LONDON (Reuters) - Britain’s Serious Fraud Office (SFO) has secured a key corporate conviction for foreign bribery after a London court sentenced the chairman and marketing director of a UK printing company for bribing public officials in Kenya and Mauritania.
Judge David Higgins on Thursday sentenced Christopher Smith, the 72-year-old chairman of Smith and Ouzman, to an 18-month suspended sentence and sales and marketing director Nicholas Smith, 43, was handed a three-year jail sentence.
The company, which specialises in security documents such as ballot papers and education certificates, will be sentenced later in a case dubbed “Chickengate”, because the word “chicken” was used as a guise for “bribes” in email exchanges.
Calling the behaviour “cynical, deplorable and deeply antisocial”, the judge also disqualified the men as directors for six years after they were convicted of bribing public officials around 400,000 pounds to secure business contracts between 2006 and 2010.
“This case marks the first convictions secured against a corporate for foreign bribery, following a contested trial,” said SFO Director David Green. “The convictions recognise the corrosive impact of such conduct on growth and the integrity of business contracts in the developing world.”
News of the sentencing came shortly after the SFO was ordered to pay a multi-million pound (dollar) legal bill following the collapse last year of a coal mining fraud case against six people -- including an eminent lawyer.
The SFO, whose case was dismissed by a judge for technical reasons after prosecutors changed the way they presented their case during trial, said it would consider appealing.
“The SFO is considering possible avenues of appeal in relation to the judgement of (Judge Gary) Hickinbottom on the issue of costs in this case,” a spokeswoman said on Thursday.
The judge’s decision to award costs against the SFO is a blow to the agency, which has announced a series of high-profile investigations and is determined to silence political critics who wish to roll it into a national crime-fighting agency.
It had charged the six men with conspiracy to defraud local authorities in a 2013 case that hinged on the transfer of the leases of four Welsh opencast mining sites operated by miner Celtic Energy to British Virgin Islands-based companies in 2010.
The SFO has also been ordered to pay the legal costs of the London-based Tchenguiz property barons after a botched investigation prompted the brothers to launch a 300 million pound damages claim.
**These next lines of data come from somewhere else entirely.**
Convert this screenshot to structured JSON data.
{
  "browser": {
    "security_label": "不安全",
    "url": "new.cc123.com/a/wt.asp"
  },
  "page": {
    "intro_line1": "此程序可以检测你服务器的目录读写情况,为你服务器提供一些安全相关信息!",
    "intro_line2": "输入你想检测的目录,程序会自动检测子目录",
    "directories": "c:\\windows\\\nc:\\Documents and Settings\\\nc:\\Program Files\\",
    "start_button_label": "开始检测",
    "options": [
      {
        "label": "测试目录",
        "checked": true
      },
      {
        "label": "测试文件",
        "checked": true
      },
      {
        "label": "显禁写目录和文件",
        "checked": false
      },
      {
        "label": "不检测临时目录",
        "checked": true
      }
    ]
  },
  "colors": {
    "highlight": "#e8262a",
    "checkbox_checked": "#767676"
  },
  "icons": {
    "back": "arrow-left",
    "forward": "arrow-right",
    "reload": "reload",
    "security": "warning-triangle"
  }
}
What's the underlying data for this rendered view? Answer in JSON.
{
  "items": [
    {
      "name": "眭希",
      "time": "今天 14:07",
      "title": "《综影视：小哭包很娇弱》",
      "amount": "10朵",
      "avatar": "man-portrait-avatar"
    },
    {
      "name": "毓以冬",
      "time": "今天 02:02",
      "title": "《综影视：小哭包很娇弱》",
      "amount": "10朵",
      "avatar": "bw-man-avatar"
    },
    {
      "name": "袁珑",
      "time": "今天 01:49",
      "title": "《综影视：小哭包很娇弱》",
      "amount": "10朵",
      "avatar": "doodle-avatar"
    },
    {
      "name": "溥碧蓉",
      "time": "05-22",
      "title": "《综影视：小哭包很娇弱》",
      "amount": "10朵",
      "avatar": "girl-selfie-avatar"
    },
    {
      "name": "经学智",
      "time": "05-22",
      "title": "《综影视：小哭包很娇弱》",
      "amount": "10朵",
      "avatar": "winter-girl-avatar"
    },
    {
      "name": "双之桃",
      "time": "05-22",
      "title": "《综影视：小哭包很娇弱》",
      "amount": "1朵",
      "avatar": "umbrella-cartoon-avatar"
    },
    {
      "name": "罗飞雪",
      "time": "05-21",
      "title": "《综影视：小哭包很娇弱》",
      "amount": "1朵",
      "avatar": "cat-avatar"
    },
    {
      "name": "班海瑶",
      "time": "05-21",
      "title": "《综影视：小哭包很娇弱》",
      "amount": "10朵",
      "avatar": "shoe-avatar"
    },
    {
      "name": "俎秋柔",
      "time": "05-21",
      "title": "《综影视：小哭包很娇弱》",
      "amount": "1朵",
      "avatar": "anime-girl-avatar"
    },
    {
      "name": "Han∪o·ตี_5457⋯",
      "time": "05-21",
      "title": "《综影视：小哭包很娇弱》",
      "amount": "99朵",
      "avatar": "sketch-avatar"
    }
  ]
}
The agency reached a 4.5 million pound out-of-court settlement last July.
Reporting by Kirstin Ridley; editing by Susan Thomas